There are two quibbles one might have with Australia’s Second Chance. Megalogenis’s contention that little good emerged in the 50 years from 1890 is contestable. As the National Museum of Australia records, it was a time of women’s suffrage, the minimum wage and pensions. In 1913, we were “the working man’s paradise”.
And while Megalogenis has one of Australian journalism’s sharpest minds and is a peerless master of data, his economic neoliberalism blinds him to a potential contradiction. Could Australia’s “closed economy” in the 20th century – with its tariffs, union-protected working conditions and strong public services supported by progressive taxation, such as education – have helped rather than hindered its multicultural and economic success? After all, many postwar migrants worked in protected manufacturing industries or set up shops and businesses in country towns that only boomed because of guaranteed prices for farm produce.
Would immigration have been received so peaceably if it had driven down wages and driven up house prices so steeply? The ’50s, ’60s and ’70s were, after all, a time of 50 per cent unionisation, centralised wage fixing and the steady release of public land for housing.
And didn’t the second generation of postwar migrants who outshone their Anglo-Australian classmates in educational and professional achievement benefit from public schools and free university education?
Megalogenis himself is a high-achieving migrant kid and his book makes an indisputable case for a nation that welcomes the outsider. But his assumptions also leave room for debate.
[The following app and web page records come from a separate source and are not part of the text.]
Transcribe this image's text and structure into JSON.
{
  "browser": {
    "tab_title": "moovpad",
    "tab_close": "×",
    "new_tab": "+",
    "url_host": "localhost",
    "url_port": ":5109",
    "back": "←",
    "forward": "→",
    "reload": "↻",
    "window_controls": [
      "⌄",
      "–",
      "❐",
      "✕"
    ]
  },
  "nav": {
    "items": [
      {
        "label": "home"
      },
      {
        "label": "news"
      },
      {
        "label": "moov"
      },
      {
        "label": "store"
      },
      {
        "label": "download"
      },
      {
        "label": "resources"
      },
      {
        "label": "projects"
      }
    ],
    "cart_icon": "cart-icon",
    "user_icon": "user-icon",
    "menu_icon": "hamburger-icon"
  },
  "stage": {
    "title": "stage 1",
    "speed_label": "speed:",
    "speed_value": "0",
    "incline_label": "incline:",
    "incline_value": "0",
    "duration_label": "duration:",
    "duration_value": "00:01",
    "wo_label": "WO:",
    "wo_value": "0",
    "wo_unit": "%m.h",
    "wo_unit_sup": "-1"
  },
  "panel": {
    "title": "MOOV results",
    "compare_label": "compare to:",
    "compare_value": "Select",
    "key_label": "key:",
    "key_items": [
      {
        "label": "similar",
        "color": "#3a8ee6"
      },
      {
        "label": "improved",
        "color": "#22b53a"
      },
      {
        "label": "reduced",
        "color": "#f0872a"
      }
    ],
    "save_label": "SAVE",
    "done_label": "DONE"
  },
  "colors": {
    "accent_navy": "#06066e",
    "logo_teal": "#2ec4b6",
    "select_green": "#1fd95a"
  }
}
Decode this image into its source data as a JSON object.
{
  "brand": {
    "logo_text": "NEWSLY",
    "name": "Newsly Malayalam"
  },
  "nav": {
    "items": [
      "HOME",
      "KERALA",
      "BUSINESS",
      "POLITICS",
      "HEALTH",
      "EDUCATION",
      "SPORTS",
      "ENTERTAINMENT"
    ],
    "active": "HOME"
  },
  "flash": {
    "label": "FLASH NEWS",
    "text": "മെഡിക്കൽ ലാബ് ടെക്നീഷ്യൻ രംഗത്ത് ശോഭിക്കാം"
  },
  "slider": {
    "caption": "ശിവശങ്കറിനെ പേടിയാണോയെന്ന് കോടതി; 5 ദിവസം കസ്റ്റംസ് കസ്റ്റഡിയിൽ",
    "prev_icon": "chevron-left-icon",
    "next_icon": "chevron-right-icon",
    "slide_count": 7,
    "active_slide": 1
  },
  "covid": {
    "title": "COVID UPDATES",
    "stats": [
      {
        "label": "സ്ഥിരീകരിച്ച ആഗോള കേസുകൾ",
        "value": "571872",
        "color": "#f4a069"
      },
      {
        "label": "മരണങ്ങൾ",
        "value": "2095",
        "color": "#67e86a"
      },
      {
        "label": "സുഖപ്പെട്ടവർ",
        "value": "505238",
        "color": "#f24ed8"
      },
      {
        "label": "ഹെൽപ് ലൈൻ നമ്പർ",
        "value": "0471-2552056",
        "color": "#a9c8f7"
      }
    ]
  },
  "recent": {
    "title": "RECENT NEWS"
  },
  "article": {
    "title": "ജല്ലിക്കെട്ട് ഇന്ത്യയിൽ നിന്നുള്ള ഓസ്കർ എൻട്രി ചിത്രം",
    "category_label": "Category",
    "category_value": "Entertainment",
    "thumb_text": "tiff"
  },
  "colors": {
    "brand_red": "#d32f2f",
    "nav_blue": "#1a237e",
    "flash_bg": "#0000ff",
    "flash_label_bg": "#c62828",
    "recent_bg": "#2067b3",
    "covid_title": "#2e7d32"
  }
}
PT
Hamish Hamilton, 336pp, $34.99
This article was first published in the print edition of The Saturday Paper on Oct 3, 2015 as "George Megalogenis, Australia’s Second Chance". Subscribe here.